Lactose is the most common sugar found in dairy products. It is a disaccharide made up of bonded galactose fragments and glucose fragments. This requires an enzyme called lactase which can be used to digest it. This enzyme breaks down the lactose molecule to its two subunits, the simple sugars galactose and glucose, which are then easily absorbed. If the mammal’s intestinal villi does not produce lactase enzyme, it may be unable to digest lactose.
When they are young, all mammals have high levels lactase – after all, they drink their mother’s milk. This ability to digest lactose decreases as most mammals stop drinking milk from the wild after they are weaned. As an example, up to 75% of people have decreased lactose tolerance (this increases to 90% in some Asian or African countries).
As with humans, the amount of lactase in dogs’ digestive systems can vary just as much. Even dogs that are lactose intolerant may have small amounts. Insufficient lactase activity can cause lactose to not be broken down into its constituent components. This causes the lactose not being absorbed by the dog’s intestinal tract. If lactose isn’t absorbed, it can cause unusual digestive symptoms and lead to “Lactose Intolerance”.
Bloating, diarrhea and abdominal cramps are all signs of lactose intolerance. You should eliminate dairy products completely from your dog’s diet if he experiences any of these symptoms. If your dog does not experience any ill effects, it is likely that he is tolerant to lactose. There is no danger in giving dairy products to him. They should be given small amounts of dairy products as they can cause lactose-intolerance symptoms even if the dog is lactose-tolerant.
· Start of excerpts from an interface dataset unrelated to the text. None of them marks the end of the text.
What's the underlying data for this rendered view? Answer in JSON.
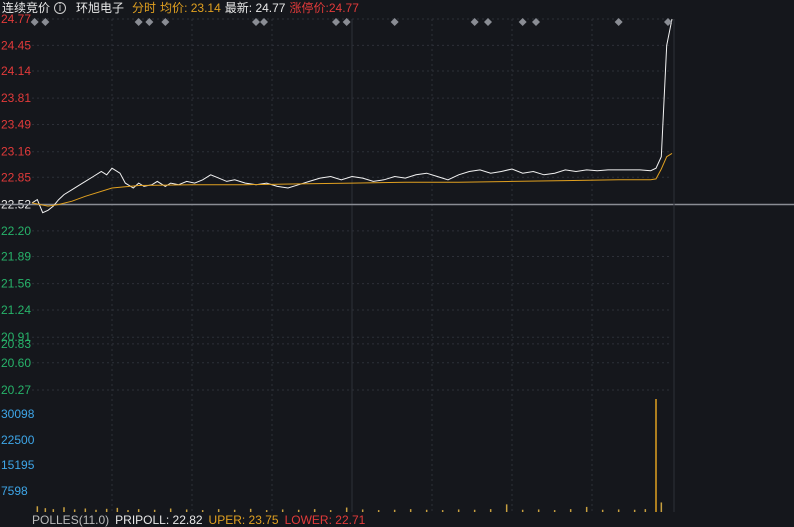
{
  "header": {
    "phase": "连续竞价",
    "info_glyph": "i",
    "stock_name": "环旭电子",
    "tab": "分时",
    "avg_label": "均价",
    "avg_value": "23.14",
    "last_label": "最新",
    "last_value": "24.77",
    "limit_label": "涨停价",
    "limit_value": "24.77"
  },
  "colors": {
    "up": "#e23a3a",
    "down": "#27b36a",
    "volume_axis": "#3ea6e8",
    "price_line": "#f2f2f2",
    "avg_line": "#e0a020",
    "grid": "#2d3038",
    "ref_line": "#8a8d94"
  },
  "indicators": [
    {
      "text": "POLLES(11.0)",
      "color": "#bbbbbb"
    },
    {
      "text": "PRIPOLL: 22.82",
      "color": "#e8e8e8"
    },
    {
      "text": "UPER: 23.75",
      "color": "#e0a020"
    },
    {
      "text": "LOWER: 22.71",
      "color": "#e23a3a"
    }
  ],
  "chart_data": {
    "type": "line",
    "y_ticks": [
      "24.77",
      "24.45",
      "24.14",
      "23.81",
      "23.49",
      "23.16",
      "22.85",
      "22.52",
      "22.20",
      "21.89",
      "21.56",
      "21.24",
      "20.91",
      "20.83",
      "20.60",
      "20.27"
    ],
    "reference_price": 22.52,
    "ylim": [
      20.27,
      24.77
    ],
    "volume_ticks": [
      "30098",
      "22500",
      "15195",
      "7598"
    ],
    "volume_ylim": [
      0,
      37700
    ],
    "minutes": 240,
    "series": [
      {
        "key": "price",
        "x": [
          0,
          2,
          4,
          6,
          8,
          10,
          12,
          15,
          18,
          20,
          23,
          26,
          28,
          30,
          33,
          35,
          38,
          40,
          42,
          45,
          47,
          50,
          52,
          55,
          58,
          61,
          64,
          67,
          70,
          73,
          76,
          80,
          84,
          88,
          92,
          96,
          100,
          104,
          108,
          112,
          116,
          120,
          124,
          128,
          132,
          136,
          140,
          144,
          148,
          152,
          156,
          160,
          164,
          168,
          172,
          176,
          180,
          184,
          188,
          192,
          196,
          200,
          204,
          208,
          212,
          216,
          220,
          224,
          228,
          232,
          234,
          236,
          238,
          240
        ],
        "y": [
          22.54,
          22.58,
          22.42,
          22.45,
          22.5,
          22.58,
          22.64,
          22.7,
          22.76,
          22.8,
          22.86,
          22.92,
          22.88,
          22.96,
          22.9,
          22.78,
          22.72,
          22.78,
          22.74,
          22.76,
          22.8,
          22.74,
          22.78,
          22.76,
          22.8,
          22.78,
          22.82,
          22.88,
          22.84,
          22.8,
          22.82,
          22.78,
          22.76,
          22.78,
          22.74,
          22.72,
          22.76,
          22.8,
          22.84,
          22.86,
          22.82,
          22.86,
          22.84,
          22.8,
          22.82,
          22.86,
          22.84,
          22.88,
          22.9,
          22.86,
          22.82,
          22.88,
          22.92,
          22.94,
          22.9,
          22.92,
          22.95,
          22.9,
          22.92,
          22.88,
          22.9,
          22.94,
          22.92,
          22.94,
          22.93,
          22.94,
          22.94,
          22.94,
          22.94,
          22.93,
          22.96,
          23.1,
          24.45,
          24.77
        ]
      },
      {
        "key": "avg",
        "x": [
          0,
          3,
          6,
          10,
          15,
          20,
          30,
          40,
          60,
          80,
          100,
          120,
          140,
          160,
          180,
          200,
          220,
          232,
          234,
          236,
          238,
          240
        ],
        "y": [
          22.54,
          22.52,
          22.5,
          22.52,
          22.56,
          22.62,
          22.72,
          22.75,
          22.76,
          22.76,
          22.77,
          22.78,
          22.79,
          22.79,
          22.8,
          22.81,
          22.82,
          22.82,
          22.83,
          22.95,
          23.1,
          23.14
        ]
      }
    ],
    "volume": [
      {
        "x": 2,
        "v": 1800
      },
      {
        "x": 5,
        "v": 1200
      },
      {
        "x": 8,
        "v": 900
      },
      {
        "x": 12,
        "v": 1500
      },
      {
        "x": 16,
        "v": 800
      },
      {
        "x": 20,
        "v": 1100
      },
      {
        "x": 24,
        "v": 700
      },
      {
        "x": 28,
        "v": 1000
      },
      {
        "x": 32,
        "v": 1300
      },
      {
        "x": 36,
        "v": 600
      },
      {
        "x": 40,
        "v": 900
      },
      {
        "x": 46,
        "v": 700
      },
      {
        "x": 52,
        "v": 1100
      },
      {
        "x": 58,
        "v": 800
      },
      {
        "x": 64,
        "v": 600
      },
      {
        "x": 70,
        "v": 900
      },
      {
        "x": 76,
        "v": 700
      },
      {
        "x": 82,
        "v": 1000
      },
      {
        "x": 88,
        "v": 600
      },
      {
        "x": 94,
        "v": 800
      },
      {
        "x": 100,
        "v": 700
      },
      {
        "x": 106,
        "v": 900
      },
      {
        "x": 112,
        "v": 600
      },
      {
        "x": 118,
        "v": 1400
      },
      {
        "x": 124,
        "v": 800
      },
      {
        "x": 130,
        "v": 600
      },
      {
        "x": 136,
        "v": 700
      },
      {
        "x": 142,
        "v": 900
      },
      {
        "x": 148,
        "v": 700
      },
      {
        "x": 154,
        "v": 600
      },
      {
        "x": 160,
        "v": 800
      },
      {
        "x": 166,
        "v": 700
      },
      {
        "x": 172,
        "v": 900
      },
      {
        "x": 178,
        "v": 2400
      },
      {
        "x": 184,
        "v": 700
      },
      {
        "x": 190,
        "v": 800
      },
      {
        "x": 196,
        "v": 600
      },
      {
        "x": 202,
        "v": 900
      },
      {
        "x": 208,
        "v": 1600
      },
      {
        "x": 214,
        "v": 700
      },
      {
        "x": 220,
        "v": 800
      },
      {
        "x": 226,
        "v": 700
      },
      {
        "x": 230,
        "v": 900
      },
      {
        "x": 234,
        "v": 35500
      },
      {
        "x": 236,
        "v": 3000
      }
    ],
    "markers_x": [
      1,
      5,
      40,
      44,
      50,
      84,
      87,
      114,
      118,
      136,
      166,
      171,
      184,
      189,
      220
    ]
  }
}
Also, cheese and dairy products have high fats. Yoghurt is recommended for antibiotics. Antibiotics can indiscriminately kill bacteria in the gut, causing temporary disruptions to the digestive function. Yoghurt containing bacteria can be fed to the gut to replace the beneficial bacteria.
There are many ways to ensure your dog gets enough calcium. One cup of cooked spinach is a great source of calcium. It has the same calcium content as one cup of reduced-fat milk. Most dogs won’t mind eating a cup of spinach in a bowl of dog food. You can also get calcium supplements for dogs. Ask your vet for recommendations.